The quote of the day in baseball on Saturday belonged to White Sox outfielder Adam Eaton, on Chicago radio station 670 The Score, as brought to the world on Twitter by Matt Abbatacola.
— Matt Abbatacola (@MattAbbatacola) March 19, 2016
Eaton was referring, of course, to Drake LaRoche, the 14-year-old son of now-retired designated hitter Adam LaRoche, whose exit from the game was prompted this week by White Sox management requesting that Drake not be in the clubhouse every day.
What is stunning about this isn’t that Eaton is saying that a 14-year-old was a leader for the White Sox. At this point, the whole thing has spun so far out of control that you wouldn’t be surprised to hear someone on the White Sox say that the reason Drake was around so much was that he was very close to completing work on a time machine to go back to 1919 and convince the Black Sox not to throw the World Series.

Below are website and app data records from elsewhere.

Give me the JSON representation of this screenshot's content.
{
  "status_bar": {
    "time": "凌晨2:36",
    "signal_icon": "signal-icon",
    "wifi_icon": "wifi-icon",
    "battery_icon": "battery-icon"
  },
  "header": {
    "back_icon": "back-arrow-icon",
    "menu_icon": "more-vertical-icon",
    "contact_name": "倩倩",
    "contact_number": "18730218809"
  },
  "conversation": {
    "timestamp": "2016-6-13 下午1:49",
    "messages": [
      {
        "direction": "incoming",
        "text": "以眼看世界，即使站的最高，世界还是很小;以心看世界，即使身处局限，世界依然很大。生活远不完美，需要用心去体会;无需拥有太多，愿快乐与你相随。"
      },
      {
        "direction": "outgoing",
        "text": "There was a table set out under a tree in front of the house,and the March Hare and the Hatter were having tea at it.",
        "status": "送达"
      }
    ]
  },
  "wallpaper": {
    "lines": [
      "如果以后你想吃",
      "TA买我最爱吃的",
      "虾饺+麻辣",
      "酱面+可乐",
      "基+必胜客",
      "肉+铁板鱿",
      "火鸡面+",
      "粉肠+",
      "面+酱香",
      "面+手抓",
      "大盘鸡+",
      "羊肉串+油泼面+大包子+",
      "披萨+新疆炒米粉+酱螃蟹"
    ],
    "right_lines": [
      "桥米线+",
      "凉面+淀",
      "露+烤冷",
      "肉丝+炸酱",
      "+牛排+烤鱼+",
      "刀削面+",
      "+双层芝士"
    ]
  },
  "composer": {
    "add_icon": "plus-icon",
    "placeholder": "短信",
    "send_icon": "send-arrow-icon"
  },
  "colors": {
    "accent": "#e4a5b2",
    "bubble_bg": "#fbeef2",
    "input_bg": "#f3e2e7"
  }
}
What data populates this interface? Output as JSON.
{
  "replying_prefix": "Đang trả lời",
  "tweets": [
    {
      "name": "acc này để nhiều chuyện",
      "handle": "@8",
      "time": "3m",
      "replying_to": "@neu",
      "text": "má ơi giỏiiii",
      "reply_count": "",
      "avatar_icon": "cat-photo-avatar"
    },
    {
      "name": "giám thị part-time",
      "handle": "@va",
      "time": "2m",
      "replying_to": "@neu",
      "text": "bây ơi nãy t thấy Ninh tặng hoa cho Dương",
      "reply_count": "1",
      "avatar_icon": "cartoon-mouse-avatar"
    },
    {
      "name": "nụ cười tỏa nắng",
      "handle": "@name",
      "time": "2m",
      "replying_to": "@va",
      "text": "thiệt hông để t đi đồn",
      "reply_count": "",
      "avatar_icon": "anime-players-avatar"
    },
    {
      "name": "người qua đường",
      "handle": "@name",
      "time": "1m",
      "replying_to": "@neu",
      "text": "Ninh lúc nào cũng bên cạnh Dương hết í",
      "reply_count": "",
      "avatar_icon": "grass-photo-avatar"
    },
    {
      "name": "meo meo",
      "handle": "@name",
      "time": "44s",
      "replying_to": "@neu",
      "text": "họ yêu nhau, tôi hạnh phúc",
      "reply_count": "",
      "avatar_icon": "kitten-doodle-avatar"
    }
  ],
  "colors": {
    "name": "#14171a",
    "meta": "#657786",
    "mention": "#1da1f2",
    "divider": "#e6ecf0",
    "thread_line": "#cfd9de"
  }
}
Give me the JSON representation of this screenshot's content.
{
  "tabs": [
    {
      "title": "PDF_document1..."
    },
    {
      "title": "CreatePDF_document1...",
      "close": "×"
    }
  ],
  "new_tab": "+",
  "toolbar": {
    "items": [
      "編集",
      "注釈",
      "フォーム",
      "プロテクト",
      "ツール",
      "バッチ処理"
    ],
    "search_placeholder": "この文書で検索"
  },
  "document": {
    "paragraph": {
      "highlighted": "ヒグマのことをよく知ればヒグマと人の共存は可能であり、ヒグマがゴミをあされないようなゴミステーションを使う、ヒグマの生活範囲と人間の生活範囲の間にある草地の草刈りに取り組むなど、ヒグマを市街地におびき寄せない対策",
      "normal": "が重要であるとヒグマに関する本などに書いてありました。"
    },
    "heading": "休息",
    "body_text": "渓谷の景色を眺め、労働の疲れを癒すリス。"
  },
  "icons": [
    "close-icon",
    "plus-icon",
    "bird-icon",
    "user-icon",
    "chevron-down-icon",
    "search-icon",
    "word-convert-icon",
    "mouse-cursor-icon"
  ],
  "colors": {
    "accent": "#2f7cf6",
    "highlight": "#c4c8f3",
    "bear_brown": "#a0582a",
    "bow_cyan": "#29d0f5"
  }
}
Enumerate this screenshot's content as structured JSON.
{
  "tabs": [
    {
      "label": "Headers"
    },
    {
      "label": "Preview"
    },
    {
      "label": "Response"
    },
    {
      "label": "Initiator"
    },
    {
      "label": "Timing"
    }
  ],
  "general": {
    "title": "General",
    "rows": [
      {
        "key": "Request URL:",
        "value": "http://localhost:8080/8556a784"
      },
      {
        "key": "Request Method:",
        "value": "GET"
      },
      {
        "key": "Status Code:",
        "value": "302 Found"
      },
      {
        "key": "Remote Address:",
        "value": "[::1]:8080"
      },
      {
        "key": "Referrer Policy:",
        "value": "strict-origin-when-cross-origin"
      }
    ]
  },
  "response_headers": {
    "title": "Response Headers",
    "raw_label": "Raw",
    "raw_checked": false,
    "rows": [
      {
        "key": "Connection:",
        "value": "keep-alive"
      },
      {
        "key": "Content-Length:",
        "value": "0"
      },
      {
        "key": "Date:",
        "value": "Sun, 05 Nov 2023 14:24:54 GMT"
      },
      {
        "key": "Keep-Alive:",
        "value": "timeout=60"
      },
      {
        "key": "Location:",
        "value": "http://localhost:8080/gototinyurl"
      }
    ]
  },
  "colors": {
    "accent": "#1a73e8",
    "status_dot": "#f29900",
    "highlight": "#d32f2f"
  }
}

The thing that stands out is that the discord between players and management is continuing. On Friday, White Sox owner Jerry Reinsdorf issued a statement designed to bring silence to the subject.
“While we appreciate everyone’s attention and interest, we continue to feel that it would be premature to comment at this time,” Reinsdorf said. “This is an internal issue, and we are in the process of holding a number of discussions with players, staff and the front office. As a result, we do not want to comment until that process is completed. I have instructed members of the organization not to talk about this issue and get our focus back on the field and winning games.”
One day later, there was Eaton, not only not disobeying an ownership directive, but escalating things by emphasizing his former teammate’s son’s importance to the team.
For what it’s worth, the White Sox did maintain their focus on the field and won a Cactus League game on Friday, notching a 3-2 win over the Cubs that included five innings of one-hit ball from John Danks and a double and a run scored for designated hitter Travis Ishikawa, whose job prospects are better with LaRoche out of the picture.
Whatever the truth is about how LaRoche got out of the picture matters less with each passing day. If the divide between White Sox players and White Sox management continues to fester, it’s going to be up to them to figure out how to make that something that actually works for them, unlike that last big scandal Drake LaRoche may or may not have been trying to travel nearly a century to avert.